the boards (plural) the acting profession; the stage
stiff cardboard or similar material covered with paper, cloth, etc, used for the outside covers of a book
a flat thin rectangular sheet of composite material, such as plasterboard or chipboard
mainly US
  1. a list on which stock-exchange securities and their prices are posted
  2. informalthe stock exchange itself
  1. the side of a ship
  2. the leg that a sailing vessel makes on a beat to windward
Australian and NZ the part of the floor of a sheep-shearing shed, esp a raised part, where the shearers work
NZ the killing floor of an abattoir or freezing works
  1. any of various portable surfaces specially designed for indoor games such as chess, backgammon, etc
  2. (as modifier)board games
  1. a set of hands in duplicate bridge
  2. a wooden or metal board containing four slots, or often nowadays, a plastic wallet, in which the four hands are placed so that the deal may be replayed with identical hands
the hull of a sailboard, usually made of plastic, to which the mast is jointed and on which a windsurfer stands
go by the board to be in disuse, neglected, or lostin these days courtesy goes by the board
on board on or in a ship, boat, aeroplane, or other vehicle
sweep the board
  1. (in gambling) to win all the cards or money
  2. to win every event or prize in a contest
take on board to accept (new ideas, situations, theories, etc)

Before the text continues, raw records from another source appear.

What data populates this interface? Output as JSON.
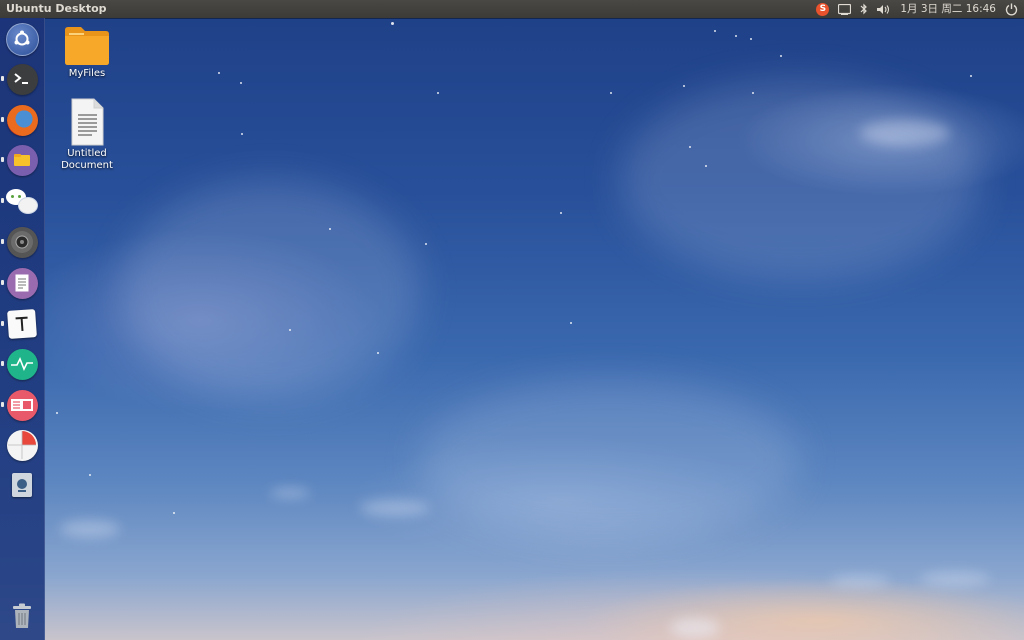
{
  "top_panel": {
    "title": "Ubuntu Desktop",
    "indicators": {
      "sogou_label": "S",
      "keyboard_icon": "keyboard-icon",
      "bluetooth_icon": "bluetooth-icon",
      "volume_icon": "volume-icon",
      "clock": "1月 3日 周二 16:46",
      "power_icon": "power-icon"
    }
  },
  "launcher": {
    "items": [
      {
        "name": "dash-icon",
        "running": false
      },
      {
        "name": "terminal-icon",
        "running": true
      },
      {
        "name": "firefox-icon",
        "running": true
      },
      {
        "name": "files-icon",
        "running": true
      },
      {
        "name": "wechat-icon",
        "running": true
      },
      {
        "name": "disc-icon",
        "running": true
      },
      {
        "name": "text-editor-icon",
        "running": true
      },
      {
        "name": "typora-icon",
        "running": true
      },
      {
        "name": "system-monitor-icon",
        "running": true
      },
      {
        "name": "presentation-icon",
        "running": true
      },
      {
        "name": "disk-usage-icon",
        "running": false
      },
      {
        "name": "vlc-icon",
        "running": false
      },
      {
        "name": "trash-icon",
        "running": false
      }
    ]
  },
  "desktop": {
    "icons": [
      {
        "label": "MyFiles",
        "icon": "folder-icon"
      },
      {
        "label": "Untitled\nDocument",
        "icon": "document-icon"
      }
    ]
  },
  "colors": {
    "panel_bg": "#3c3b37",
    "panel_text": "#dfdbd2",
    "launcher_bg": "#1c3478",
    "folder_orange": "#f5a623",
    "sky_top": "#1e3f86",
    "horizon": "#c9c4cc"
  }
}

to go aboard (a vessel, train, aircraft, or other vehicle)
nautical to come alongside (a vessel) before attacking or going aboard
to attack (a ship) by forcing one's way aboard
(tr; often foll by up, in, etc) to cover or shut with boards
(intr) to give or receive meals or meals and lodging in return for money or work
(sometimes foll by out) to receive or arrange for (someone, esp a child) to receive food and lodging away from home, usually in return for payment
Derived Formsboardable, adjective

Word Origin for board

Old English bord; related to Old Norse borth ship's side, table, Old High German bort ship's side, Sanskrit bardhaka a cutting off

Collins English Dictionary - Complete & Unabridged 2012 Digital Edition © William Collins Sons & Co. Ltd. 1979, 1986 © HarperCollins Publishers 1998, 2000, 2003, 2005, 2006, 2007, 2009, 2012

Word Origin and History for across the board
Online Etymology Dictionary, © 2010 Douglas Harper

Idioms and Phrases with across the board

across the board

Applying to all the individuals in a group, as in They promised us an across-the-board tax cut, that is, one applying to all taxpayers, regardless of income. This expression comes from horse racing, where it refers to a bet that covers all possible ways of winning money on a race: win (first), place (second), or show (third). The board here is the notice-board on which the races and betting odds are listed. Its figurative use dates from the mid-1900s.


see across the board; back to the drawing board; bed and board; bulletin board; by the board; go overboard; on board; open and aboveboard; room and board; stiff as a board; tread the boards.

The American Heritage® Idioms Dictionary Copyright © 2002, 2001, 1995 by Houghton Mifflin Harcourt Publishing Company. Published by Houghton Mifflin Harcourt Publishing Company.